The Switch will now let you do that, but it could be too late. The Wii U’s legacy is that it probably convinced Nintendo that the idea of marrying its software to proprietary hardware was limiting its reach.
Managing editor Jason Wilson
The Nintendo Wii U is a console I want to love. I have a soft spot for the dang thing. Its flaws remind me of some people I adore: Sure, they’ve got problems, but they’re fun, and they have a great personality. The Wii U’s fun and personality come from its exclusive games, such as Mario Kart, Mario 3D World, and Tokyo Mirage Sessions FE. Its issues come with a sometimes unwieldy tablet controller (and considering Nintendo courts the family audience, this is sad, since my youngest son hates how it’s too big for his hands) and an online system that’s puzzling at best.
The Switch intrigues me, and I like how it at least appears to be friendlier to smaller hands. But I hope Nintendo, at long last, understands the importance of a simple online system and a store that’s not a pain in the plunger to use — and gives me a way to keep my past Virtual Console purchases.
Community manager Mike Minotti

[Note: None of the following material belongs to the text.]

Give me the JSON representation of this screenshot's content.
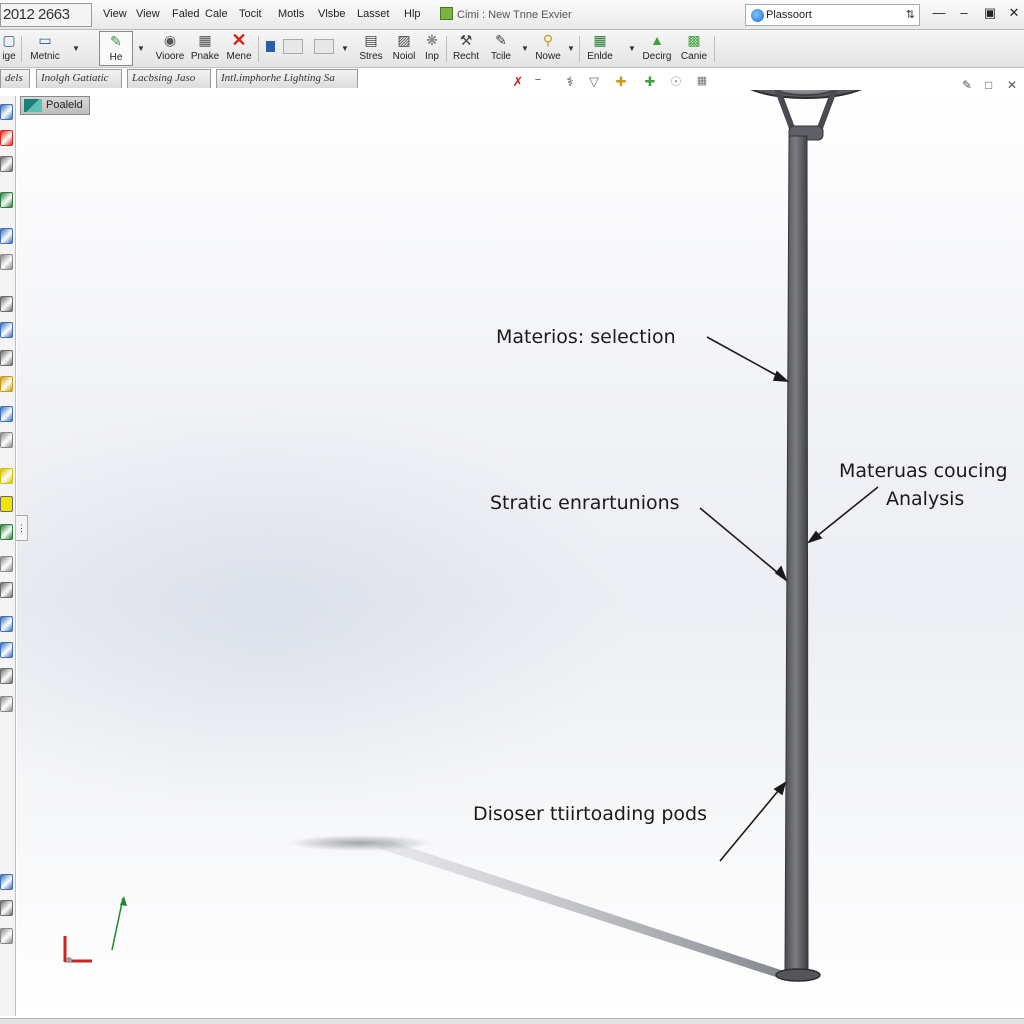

As a console, the Wii U stunk. It’s main hook, the tablet controller, was a decent idea that Nintendo itself seemed uninterested in supporting. Remember when Mario Kart 8 just uses the tablet screen as a giant horn button? Or how Donkey Kong Country: Tropical Freeze turns the second display completely black?
Still, games are the Wii U’s only saving grace. The usual franchises came out strong. We got another great 3D Mario game in Super Mario 3D World (even if it wasn’t as good as Jeff thinks it is), the best Mario Kart and Super Smash Bros. games since the GameCube era, and even though an original Zelda entry isn’t coming to the system until next year (a release that is now an afterthought compared to the Switch version), that franchise has some great HD updates to The Wind Waker and Twilight Princess.
Oh, we also have that weird-yet-surprisingly-fun Zelda/Dynasty Warriors crossover via Hyrule Warriors.
Reporter Jeffrey Grubb
Gamers are going to remember the Wii U like the Dreamcast. I know you have doubts about that, Mike, but I think Nintendo’s worst home console still has some of the best games ever made. Super Mario 3D World, Mario Kart, Smash Bros., and Pikmin are all in top form on the system. Then Splatoon comes along and shows that Nintendo can still do something new.
At the same time, the Wii U is clearly Nintendo’s worst home console. And that’s due to the reasons you mentioned, Mike. The tablet is a terrible gimmick. The system looks and feels old and cheap compared to products from Apple and Microsoft. And that Wii U name — oof, what a terrible idea.
But I think the true legacy of the Wii U is that it forced Nintendo to learn some lessons it thought it could ignore. The house of Mario has always claimed that it isn’t really competing against Microsoft or Sony because it’s doing its own thing. But the Wii U failed because consumers were comparing it to the iPad or the Xbox 360. I think Nintendo will come out of the Wii U with renewed sense of perspective about what it takes to compete.
So, while the Wii U’s whole tablet thing never really worked out, it does leave behind two legacies. The first is its excellent library of first-party Nintendo games, including Super Mario Maker and Splatoon. The other legacy is Nintendo’s next system, Switch. While the Wii U didn’t make an impact in the gaming market, Nintendo could use the lessons it learned from the failed console to create a hit.
And if it doesn’t, the Switch may have an even worse legacy than the Wii U: That of Nintendo’s last console.